[Opening PROVIDED DATA section]

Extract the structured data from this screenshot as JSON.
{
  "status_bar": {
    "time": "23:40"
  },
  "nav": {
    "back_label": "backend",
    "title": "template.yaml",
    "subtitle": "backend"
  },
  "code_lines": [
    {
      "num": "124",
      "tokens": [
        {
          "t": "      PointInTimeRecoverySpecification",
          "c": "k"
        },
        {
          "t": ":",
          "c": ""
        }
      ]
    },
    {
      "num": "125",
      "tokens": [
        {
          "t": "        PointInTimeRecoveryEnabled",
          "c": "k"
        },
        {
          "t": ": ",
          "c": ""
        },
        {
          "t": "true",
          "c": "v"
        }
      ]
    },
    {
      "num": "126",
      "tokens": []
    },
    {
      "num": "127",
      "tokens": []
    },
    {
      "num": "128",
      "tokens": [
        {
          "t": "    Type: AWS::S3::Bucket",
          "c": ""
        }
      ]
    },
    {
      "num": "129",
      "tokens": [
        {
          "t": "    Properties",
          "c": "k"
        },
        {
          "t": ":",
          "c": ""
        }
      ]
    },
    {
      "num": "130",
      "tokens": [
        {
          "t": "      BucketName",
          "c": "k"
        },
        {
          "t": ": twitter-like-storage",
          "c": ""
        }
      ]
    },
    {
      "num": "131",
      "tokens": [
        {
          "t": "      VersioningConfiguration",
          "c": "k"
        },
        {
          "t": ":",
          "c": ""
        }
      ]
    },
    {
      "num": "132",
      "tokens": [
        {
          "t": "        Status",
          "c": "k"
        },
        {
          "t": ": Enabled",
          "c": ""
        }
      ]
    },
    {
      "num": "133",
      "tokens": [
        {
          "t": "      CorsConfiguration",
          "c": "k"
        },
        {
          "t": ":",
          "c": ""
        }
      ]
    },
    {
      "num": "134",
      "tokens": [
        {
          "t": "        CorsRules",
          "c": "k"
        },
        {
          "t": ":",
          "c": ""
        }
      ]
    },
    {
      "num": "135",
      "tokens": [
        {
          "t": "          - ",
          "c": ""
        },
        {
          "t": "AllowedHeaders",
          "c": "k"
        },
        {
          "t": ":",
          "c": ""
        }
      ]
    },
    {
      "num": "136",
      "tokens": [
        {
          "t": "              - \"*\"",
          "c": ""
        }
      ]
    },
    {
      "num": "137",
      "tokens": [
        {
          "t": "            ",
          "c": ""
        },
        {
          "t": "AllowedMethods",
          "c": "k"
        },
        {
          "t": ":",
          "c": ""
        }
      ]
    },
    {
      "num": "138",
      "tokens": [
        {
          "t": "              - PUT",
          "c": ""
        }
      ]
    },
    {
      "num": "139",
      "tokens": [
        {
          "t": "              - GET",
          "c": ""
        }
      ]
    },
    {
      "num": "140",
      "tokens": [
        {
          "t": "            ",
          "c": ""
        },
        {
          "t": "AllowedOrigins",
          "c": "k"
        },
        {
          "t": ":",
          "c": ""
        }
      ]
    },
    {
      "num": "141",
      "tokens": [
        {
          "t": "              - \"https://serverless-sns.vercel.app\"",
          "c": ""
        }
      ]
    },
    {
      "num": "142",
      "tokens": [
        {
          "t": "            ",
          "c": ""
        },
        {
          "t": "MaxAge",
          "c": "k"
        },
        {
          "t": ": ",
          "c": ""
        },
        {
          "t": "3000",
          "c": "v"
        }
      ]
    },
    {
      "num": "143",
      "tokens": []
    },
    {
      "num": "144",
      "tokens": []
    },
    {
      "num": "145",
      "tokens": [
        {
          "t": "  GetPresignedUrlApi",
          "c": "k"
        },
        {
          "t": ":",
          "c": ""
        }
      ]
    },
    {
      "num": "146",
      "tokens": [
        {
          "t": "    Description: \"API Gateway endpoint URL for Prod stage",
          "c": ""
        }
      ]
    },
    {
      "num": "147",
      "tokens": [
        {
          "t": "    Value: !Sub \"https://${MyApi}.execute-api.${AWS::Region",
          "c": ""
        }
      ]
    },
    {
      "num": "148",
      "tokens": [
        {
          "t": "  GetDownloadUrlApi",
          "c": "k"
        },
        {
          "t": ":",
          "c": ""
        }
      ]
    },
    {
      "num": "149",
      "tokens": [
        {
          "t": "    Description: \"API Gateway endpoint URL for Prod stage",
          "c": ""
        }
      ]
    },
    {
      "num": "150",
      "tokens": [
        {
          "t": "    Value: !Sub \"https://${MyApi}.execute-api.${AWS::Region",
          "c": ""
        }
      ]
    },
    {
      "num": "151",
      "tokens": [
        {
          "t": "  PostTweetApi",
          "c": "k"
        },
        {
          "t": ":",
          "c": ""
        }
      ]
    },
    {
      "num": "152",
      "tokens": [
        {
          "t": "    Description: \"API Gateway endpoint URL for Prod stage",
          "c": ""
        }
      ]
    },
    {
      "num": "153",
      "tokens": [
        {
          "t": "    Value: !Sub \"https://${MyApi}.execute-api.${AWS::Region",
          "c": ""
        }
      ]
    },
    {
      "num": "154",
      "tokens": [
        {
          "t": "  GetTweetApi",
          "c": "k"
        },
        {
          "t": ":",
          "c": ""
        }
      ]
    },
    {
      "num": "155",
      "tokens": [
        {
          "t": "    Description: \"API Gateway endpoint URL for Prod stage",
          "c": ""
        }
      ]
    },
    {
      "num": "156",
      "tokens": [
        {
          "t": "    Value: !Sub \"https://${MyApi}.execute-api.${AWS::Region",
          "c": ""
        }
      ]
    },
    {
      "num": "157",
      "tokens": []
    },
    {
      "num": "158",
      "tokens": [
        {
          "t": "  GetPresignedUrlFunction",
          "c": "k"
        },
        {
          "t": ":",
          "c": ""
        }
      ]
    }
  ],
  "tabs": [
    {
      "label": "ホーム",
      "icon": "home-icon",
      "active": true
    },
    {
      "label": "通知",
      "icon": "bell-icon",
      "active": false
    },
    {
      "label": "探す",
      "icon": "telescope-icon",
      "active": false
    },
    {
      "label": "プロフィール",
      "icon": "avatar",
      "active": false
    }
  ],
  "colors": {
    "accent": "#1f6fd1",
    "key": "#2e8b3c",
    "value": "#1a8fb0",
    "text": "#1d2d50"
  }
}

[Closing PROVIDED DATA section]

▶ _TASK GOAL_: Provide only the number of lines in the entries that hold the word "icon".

▶ _EXERCISE SOLUTION_: 4